Segment Start: PROVIDED RECORDS
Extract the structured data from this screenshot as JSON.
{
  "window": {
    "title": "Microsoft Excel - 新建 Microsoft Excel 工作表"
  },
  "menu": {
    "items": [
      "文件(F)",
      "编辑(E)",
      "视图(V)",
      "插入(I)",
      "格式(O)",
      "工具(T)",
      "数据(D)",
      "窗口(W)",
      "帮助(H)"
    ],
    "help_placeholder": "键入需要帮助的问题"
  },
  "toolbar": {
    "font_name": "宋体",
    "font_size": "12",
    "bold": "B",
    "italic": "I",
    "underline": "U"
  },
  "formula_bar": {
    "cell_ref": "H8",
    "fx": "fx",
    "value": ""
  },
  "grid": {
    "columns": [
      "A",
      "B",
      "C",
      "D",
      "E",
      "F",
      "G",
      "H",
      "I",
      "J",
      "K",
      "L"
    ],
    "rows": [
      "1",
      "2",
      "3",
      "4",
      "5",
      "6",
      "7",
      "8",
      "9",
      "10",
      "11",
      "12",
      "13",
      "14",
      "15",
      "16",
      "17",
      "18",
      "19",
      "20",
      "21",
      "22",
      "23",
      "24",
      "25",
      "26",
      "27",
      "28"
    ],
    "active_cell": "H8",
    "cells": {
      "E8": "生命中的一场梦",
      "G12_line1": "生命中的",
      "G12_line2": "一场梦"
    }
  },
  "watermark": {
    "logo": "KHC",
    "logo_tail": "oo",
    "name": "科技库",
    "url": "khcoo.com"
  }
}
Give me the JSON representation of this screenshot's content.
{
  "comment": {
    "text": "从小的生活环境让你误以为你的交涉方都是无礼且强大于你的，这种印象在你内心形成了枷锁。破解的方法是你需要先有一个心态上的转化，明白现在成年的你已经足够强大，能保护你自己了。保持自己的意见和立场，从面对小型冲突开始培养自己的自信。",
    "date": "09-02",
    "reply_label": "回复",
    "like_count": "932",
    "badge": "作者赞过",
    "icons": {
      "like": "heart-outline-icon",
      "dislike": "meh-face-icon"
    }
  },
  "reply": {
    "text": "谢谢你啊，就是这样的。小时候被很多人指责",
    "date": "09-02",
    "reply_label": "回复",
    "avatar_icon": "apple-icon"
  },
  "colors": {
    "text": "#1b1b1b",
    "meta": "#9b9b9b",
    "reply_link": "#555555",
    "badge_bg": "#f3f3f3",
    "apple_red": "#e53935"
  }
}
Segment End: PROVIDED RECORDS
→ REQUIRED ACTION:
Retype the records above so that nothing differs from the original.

→ EXPECTED OUTPUT:
Extract the structured data from this screenshot as JSON.
{
  "window": {
    "title": "Microsoft Excel - 新建 Microsoft Excel 工作表"
  },
  "menu": {
    "items": [
      "文件(F)",
      "编辑(E)",
      "视图(V)",
      "插入(I)",
      "格式(O)",
      "工具(T)",
      "数据(D)",
      "窗口(W)",
      "帮助(H)"
    ],
    "help_placeholder": "键入需要帮助的问题"
  },
  "toolbar": {
    "font_name": "宋体",
    "font_size": "12",
    "bold": "B",
    "italic": "I",
    "underline": "U"
  },
  "formula_bar": {
    "cell_ref": "H8",
    "fx": "fx",
    "value": ""
  },
  "grid": {
    "columns": [
      "A",
      "B",
      "C",
      "D",
      "E",
      "F",
      "G",
      "H",
      "I",
      "J",
      "K",
      "L"
    ],
    "rows": [
      "1",
      "2",
      "3",
      "4",
      "5",
      "6",
      "7",
      "8",
      "9",
      "10",
      "11",
      "12",
      "13",
      "14",
      "15",
      "16",
      "17",
      "18",
      "19",
      "20",
      "21",
      "22",
      "23",
      "24",
      "25",
      "26",
      "27",
      "28"
    ],
    "active_cell": "H8",
    "cells": {
      "E8": "生命中的一场梦",
      "G12_line1": "生命中的",
      "G12_line2": "一场梦"
    }
  },
  "watermark": {
    "logo": "KHC",
    "logo_tail": "oo",
    "name": "科技库",
    "url": "khcoo.com"
  }
}
Give me the JSON representation of this screenshot's content.
{
  "comment": {
    "text": "从小的生活环境让你误以为你的交涉方都是无礼且强大于你的，这种印象在你内心形成了枷锁。破解的方法是你需要先有一个心态上的转化，明白现在成年的你已经足够强大，能保护你自己了。保持自己的意见和立场，从面对小型冲突开始培养自己的自信。",
    "date": "09-02",
    "reply_label": "回复",
    "like_count": "932",
    "badge": "作者赞过",
    "icons": {
      "like": "heart-outline-icon",
      "dislike": "meh-face-icon"
    }
  },
  "reply": {
    "text": "谢谢你啊，就是这样的。小时候被很多人指责",
    "date": "09-02",
    "reply_label": "回复",
    "avatar_icon": "apple-icon"
  },
  "colors": {
    "text": "#1b1b1b",
    "meta": "#9b9b9b",
    "reply_link": "#555555",
    "badge_bg": "#f3f3f3",
    "apple_red": "#e53935"
  }
}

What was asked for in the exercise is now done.